> _What you have to do_:
The full set of entries is to be printed exactly, with pictures excluded.

> _Records to process_:

========

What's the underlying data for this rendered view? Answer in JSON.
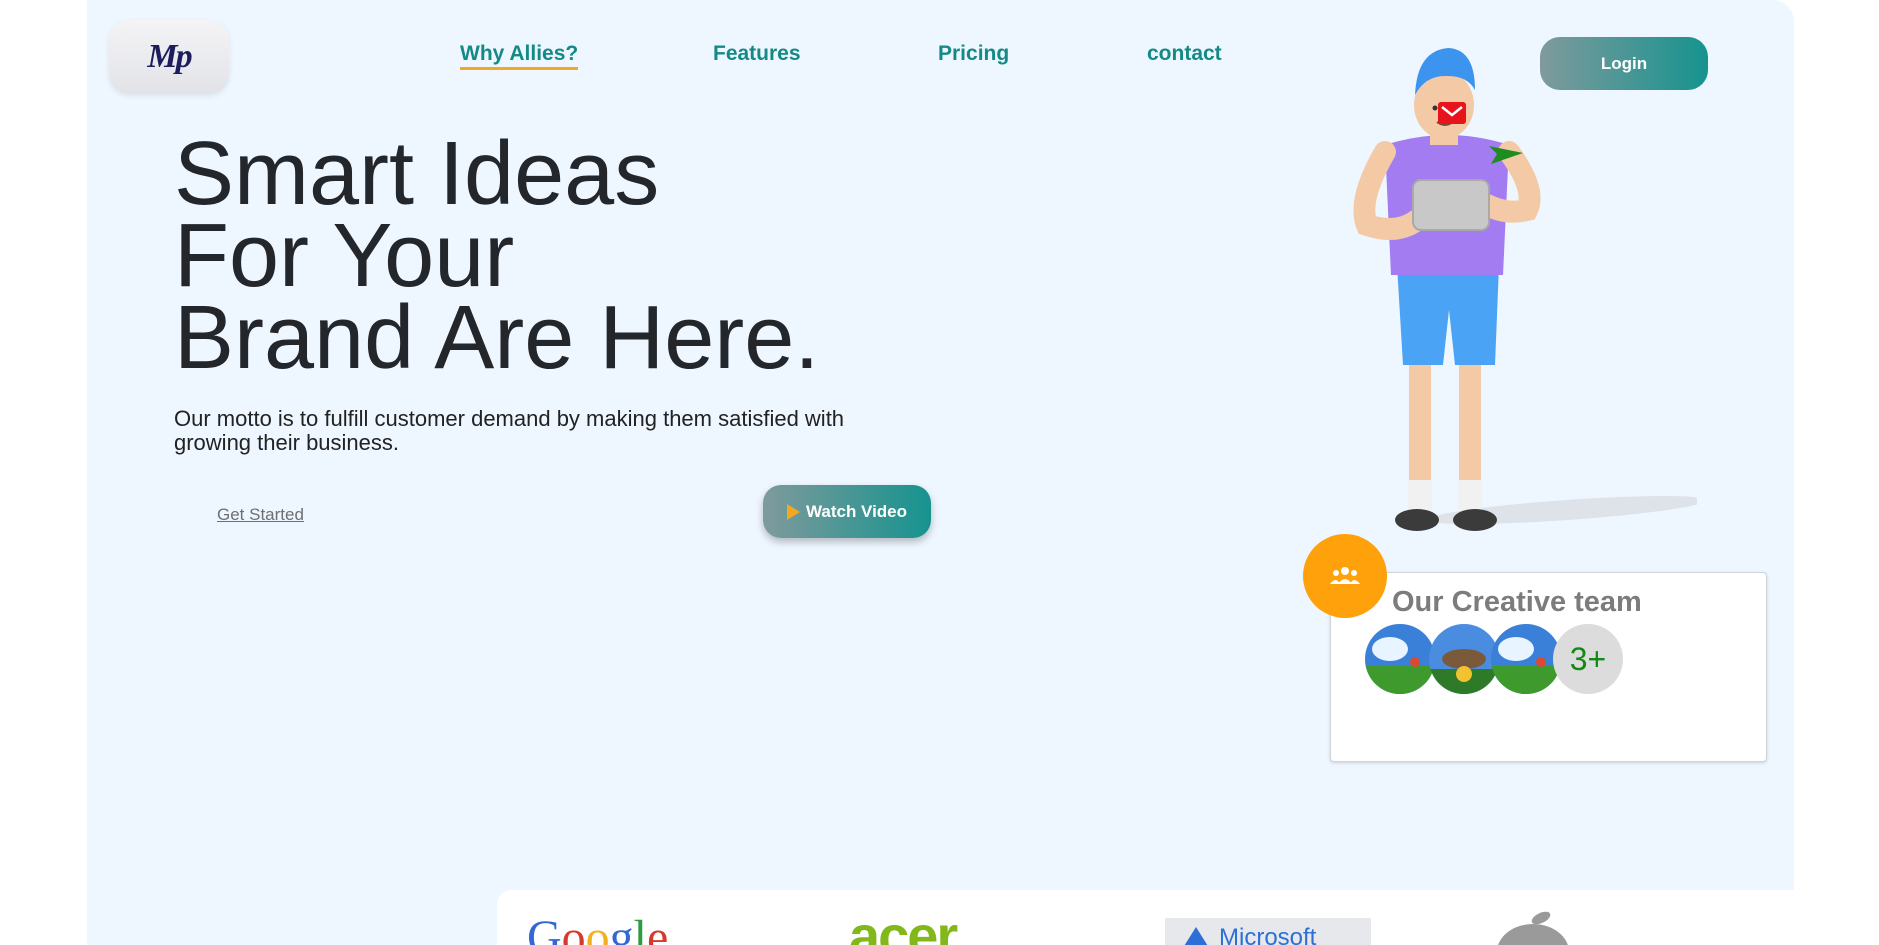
{
  "logo": {
    "text": "Mp"
  },
  "nav": {
    "items": [
      {
        "label": "Why Allies?",
        "active": true
      },
      {
        "label": "Features",
        "active": false
      },
      {
        "label": "Pricing",
        "active": false
      },
      {
        "label": "contact",
        "active": false
      }
    ],
    "login_label": "Login"
  },
  "hero": {
    "title_lines": [
      "Smart Ideas",
      "For Your",
      "Brand Are Here."
    ],
    "subtitle": "Our motto is to fulfill customer demand by making them satisfied with growing their business.",
    "get_started_label": "Get Started",
    "watch_video_label": "Watch Video"
  },
  "team": {
    "title": "Our Creative team",
    "more_count": "3+"
  },
  "brands": [
    "Google",
    "acer",
    "Microsoft",
    "apple-logo"
  ],
  "colors": {
    "accent_teal": "#148a87",
    "accent_orange": "#ffa10a",
    "background": "#eef6ff"
  },
  "icons": [
    "play-icon",
    "team-group-icon",
    "mail-icon",
    "send-arrow-icon"
  ]
}
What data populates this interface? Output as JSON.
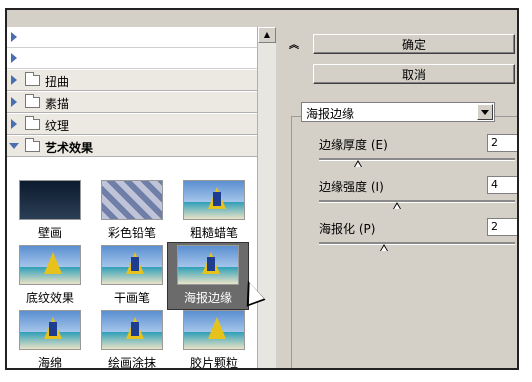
{
  "buttons": {
    "ok": "确定",
    "cancel": "取消"
  },
  "filter_select": {
    "value": "海报边缘"
  },
  "categories": [
    {
      "label": "扭曲",
      "expanded": false
    },
    {
      "label": "素描",
      "expanded": false
    },
    {
      "label": "纹理",
      "expanded": false
    },
    {
      "label": "艺术效果",
      "expanded": true
    }
  ],
  "thumbnails": [
    {
      "label": "壁画",
      "selected": false
    },
    {
      "label": "彩色铅笔",
      "selected": false
    },
    {
      "label": "粗糙蜡笔",
      "selected": false
    },
    {
      "label": "底纹效果",
      "selected": false
    },
    {
      "label": "干画笔",
      "selected": false
    },
    {
      "label": "海报边缘",
      "selected": true
    },
    {
      "label": "海绵",
      "selected": false
    },
    {
      "label": "绘画涂抹",
      "selected": false
    },
    {
      "label": "胶片颗粒",
      "selected": false
    }
  ],
  "params": [
    {
      "label": "边缘厚度",
      "mnemonic": "(E)",
      "value": "2",
      "fraction": 0.2
    },
    {
      "label": "边缘强度",
      "mnemonic": "(I)",
      "value": "4",
      "fraction": 0.4
    },
    {
      "label": "海报化",
      "mnemonic": "(P)",
      "value": "2",
      "fraction": 0.33
    }
  ],
  "icons": {
    "collapse": "double-chevron-up-icon",
    "folder": "folder-icon",
    "scroll_up": "scroll-up-arrow-icon"
  }
}
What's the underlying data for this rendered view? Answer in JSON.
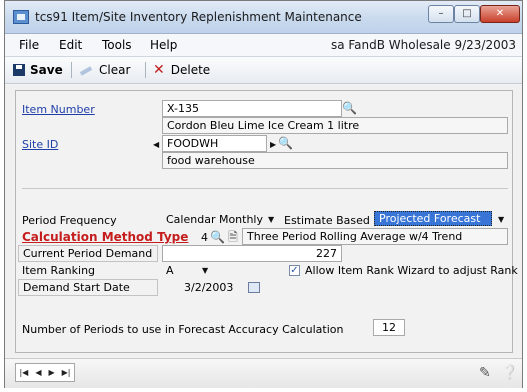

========

> _Exercise solution_:
What's the underlying data for this rendered view? Answer in JSON.
{
  "logo": {
    "text": "Mp"
  },
  "nav": {
    "items": [
      {
        "label": "Why Allies?",
        "active": true
      },
      {
        "label": "Features",
        "active": false
      },
      {
        "label": "Pricing",
        "active": false
      },
      {
        "label": "contact",
        "active": false
      }
    ],
    "login_label": "Login"
  },
  "hero": {
    "title_lines": [
      "Smart Ideas",
      "For Your",
      "Brand Are Here."
    ],
    "subtitle": "Our motto is to fulfill customer demand by making them satisfied with growing their business.",
    "get_started_label": "Get Started",
    "watch_video_label": "Watch Video"
  },
  "team": {
    "title": "Our Creative team",
    "more_count": "3+"
  },
  "brands": [
    "Google",
    "acer",
    "Microsoft",
    "apple-logo"
  ],
  "colors": {
    "accent_teal": "#148a87",
    "accent_orange": "#ffa10a",
    "background": "#eef6ff"
  },
  "icons": [
    "play-icon",
    "team-group-icon",
    "mail-icon",
    "send-arrow-icon"
  ]
}
What data populates this interface? Output as JSON.
{
  "buttons": {
    "ok": "确定",
    "cancel": "取消"
  },
  "filter_select": {
    "value": "海报边缘"
  },
  "categories": [
    {
      "label": "扭曲",
      "expanded": false
    },
    {
      "label": "素描",
      "expanded": false
    },
    {
      "label": "纹理",
      "expanded": false
    },
    {
      "label": "艺术效果",
      "expanded": true
    }
  ],
  "thumbnails": [
    {
      "label": "壁画",
      "selected": false
    },
    {
      "label": "彩色铅笔",
      "selected": false
    },
    {
      "label": "粗糙蜡笔",
      "selected": false
    },
    {
      "label": "底纹效果",
      "selected": false
    },
    {
      "label": "干画笔",
      "selected": false
    },
    {
      "label": "海报边缘",
      "selected": true
    },
    {
      "label": "海绵",
      "selected": false
    },
    {
      "label": "绘画涂抹",
      "selected": false
    },
    {
      "label": "胶片颗粒",
      "selected": false
    }
  ],
  "params": [
    {
      "label": "边缘厚度",
      "mnemonic": "(E)",
      "value": "2",
      "fraction": 0.2
    },
    {
      "label": "边缘强度",
      "mnemonic": "(I)",
      "value": "4",
      "fraction": 0.4
    },
    {
      "label": "海报化",
      "mnemonic": "(P)",
      "value": "2",
      "fraction": 0.33
    }
  ],
  "icons": {
    "collapse": "double-chevron-up-icon",
    "folder": "folder-icon",
    "scroll_up": "scroll-up-arrow-icon"
  }
}
What's the underlying data for this rendered view? Answer in JSON.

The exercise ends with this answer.